Solving for the stationary distribution of an irreducible Markov chain amounts to computing a positive solution vector to a homogeneous system of linear equations with a singular coefficient matrix, A, subject to a normalization constraint. Despite recent advances, practicing performance analysts generally prefer iterative methods based on splittings when they want to compare the performance of newly devised algorithms against existing ones, or when they need candidate solvers to evaluate the performance of a systems model at hand. Experimental results for large, sparse Markov chains, especially the ill-conditioned nearly completely decomposable (NCD) ones, are few. We believe there is need for further research in this area, specifically to help in understanding the effects of the degree of coupling of NCD Markov chains and their nonzero structure on the convergence characteristics and space requirements of iterative solvers. The work of several researchers ,, ,,,, has raised important and interesting questions that led to research in a related direction. These questions are the following: "How must one go about partitioning the global coefficient matrix A into blocks when (the system is NCD and) a two-level iterative solver (such as block SOR) is to be employed? Are block partitionings dictated by the NCD normal form of P, the stochastic one-step transition probability matrix, necessarily superior to others? Is it worth investing alternative partitionings? Better yet, for a fixed labeling and partitioning of the states, how does the performance of block SOR (or even that of point SOR) compare to the performance of the iterative aggregation-disaggregation (IAD) algorithm ? Finally, is there any merit in using two-level iterative solvers when preconditioned Krylov subspace methods , , , ,  are available?"
When seeking answers to these questions, we have not considered two-level solvers of the inner-outer iteration type , but have attempted at solving diagonal blocks (and the coupling matrix  in IAD) directly by Gaussian elimination. The memory needed to solve the coupling matrix is set aside at the beginning and what is left is used for diagonal blocks. Blocks of order 1 and 2 are treated separately. We obtain the LU factorizations of as many diagonal blocks as possible given available memory and do this in such a way that smaller blocks are treated first, leaving the big blocks to be solved using point SOR when there is insufficient memory.

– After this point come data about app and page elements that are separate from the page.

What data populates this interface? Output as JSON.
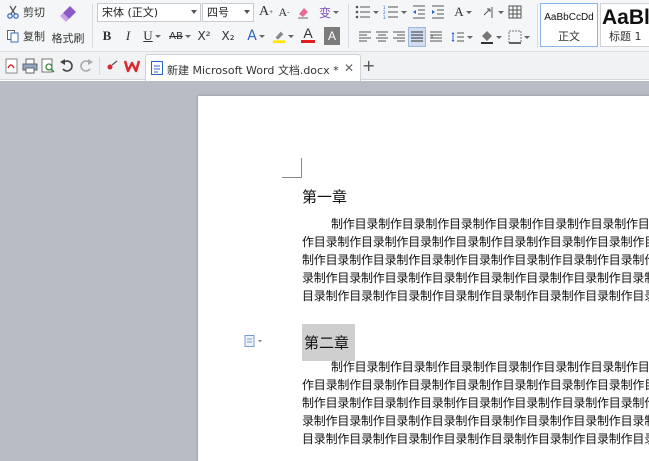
{
  "ribbon": {
    "cut_label": "剪切",
    "copy_label": "复制",
    "painter_label": "格式刷",
    "font_name": "宋体 (正文)",
    "font_size": "四号",
    "styles": [
      {
        "sample": "AaBbCcDd",
        "caption": "正文"
      },
      {
        "sample": "AaBl",
        "caption": "标题 1"
      }
    ],
    "bold": "B",
    "italic": "I",
    "underline": "U",
    "strike": "AB",
    "superscript": "X²",
    "subscript": "X₂",
    "text_effect": "A",
    "font_color": "A",
    "char_shading": "A",
    "grow_font": "A",
    "shrink_font": "A",
    "phonetic": "变"
  },
  "tabbar": {
    "doc_title": "新建 Microsoft Word 文档.docx *",
    "close": "✕",
    "new_tab": "+"
  },
  "document": {
    "heading1": "第一章",
    "para1": [
      "制作目录制作目录制作目录制作目录制作目录制作目录制作目录制作",
      "作目录制作目录制作目录制作目录制作目录制作目录制作目录制作目录制",
      "制作目录制作目录制作目录制作目录制作目录制作目录制作目录制作目录",
      "录制作目录制作目录制作目录制作目录制作目录制作目录制作目录制作目",
      "目录制作目录制作目录制作目录制作目录制作目录制作目录制作目录制作"
    ],
    "heading2": "第二章",
    "para2": [
      "制作目录制作目录制作目录制作目录制作目录制作目录制作目录制作",
      "作目录制作目录制作目录制作目录制作目录制作目录制作目录制作目录制",
      "制作目录制作目录制作目录制作目录制作目录制作目录制作目录制作目录",
      "录制作目录制作目录制作目录制作目录制作目录制作目录制作目录制作目",
      "目录制作目录制作目录制作目录制作目录制作目录制作目录制作目录制作"
    ]
  },
  "colors": {
    "highlight_yellow": "#ffe600",
    "font_color_red": "#e02020",
    "wps_red": "#d9262c",
    "accent_blue": "#2a62c9",
    "canvas_gray": "#b8bcc5"
  }
}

Currently, we use a considerably larger tolerance (i.e., 0.001), a relaxation parameter of 1.0 (hence, Gauss-Seidel), and a maximum number of iterations of 100 with the point SOR algorithm when solving diagonal blocks. Furthermore, the block Gauss-Seidel correction  in the disaggregation step of IAD is replaced by block SOR.
Four block partitioning techniques are considered. The first one results from the near-complete decomposability test (ncdtest) of the MARkov Chain Analyzer (MARCA) . It determines the strongly connected components of the transition probability matrix by ignoring the nonzeros less than a prespecified decomposability parameter. Then symmetric permutations are performed to put the matrix into the form in which the diagonal blocks form the strongly connected components. In a recent paper , it is shown that the ncdtest algorithm may fail to produce a correct NCD partitioning of the state space. The same paper gives an improved NCD partitioning algorithm, which has the same run-time complexity as that of ncdtest. We name this new NCD partitioning algorithm newncd and experiment with it. Also two straightforward partitionings are investigated. The equal partitioning forms (approximately) equal order blocks. The second straightforward partitioning, other, uses blocks of order respectively 1,2,3,... Finally, the Threshold PABLO (TPABLO) partitioning algorithm  is considered on some of the test problems.
Results of experiments on a large suite of Markov chains  show that two-level iterative solvers are in most cases superior to incomplete LU (ILU) preconditioned Krylov subspace solvers. For two-level iterative solvers, there are cases in which a straightforward partitioning of the coefficient matrix gives a faster solution than can be obtained using the ncdtest or newncd partitioning algorithms. However, in between newncd and ncdtest, the former gives faster converging iterations than the latter in a larger number of the test cases. In general, it is possible to solve each of the problems (except one which takes a minimum of about 82 seconds to solve) in less than 1 minute. This includes time spent for partitioning or preconditioning.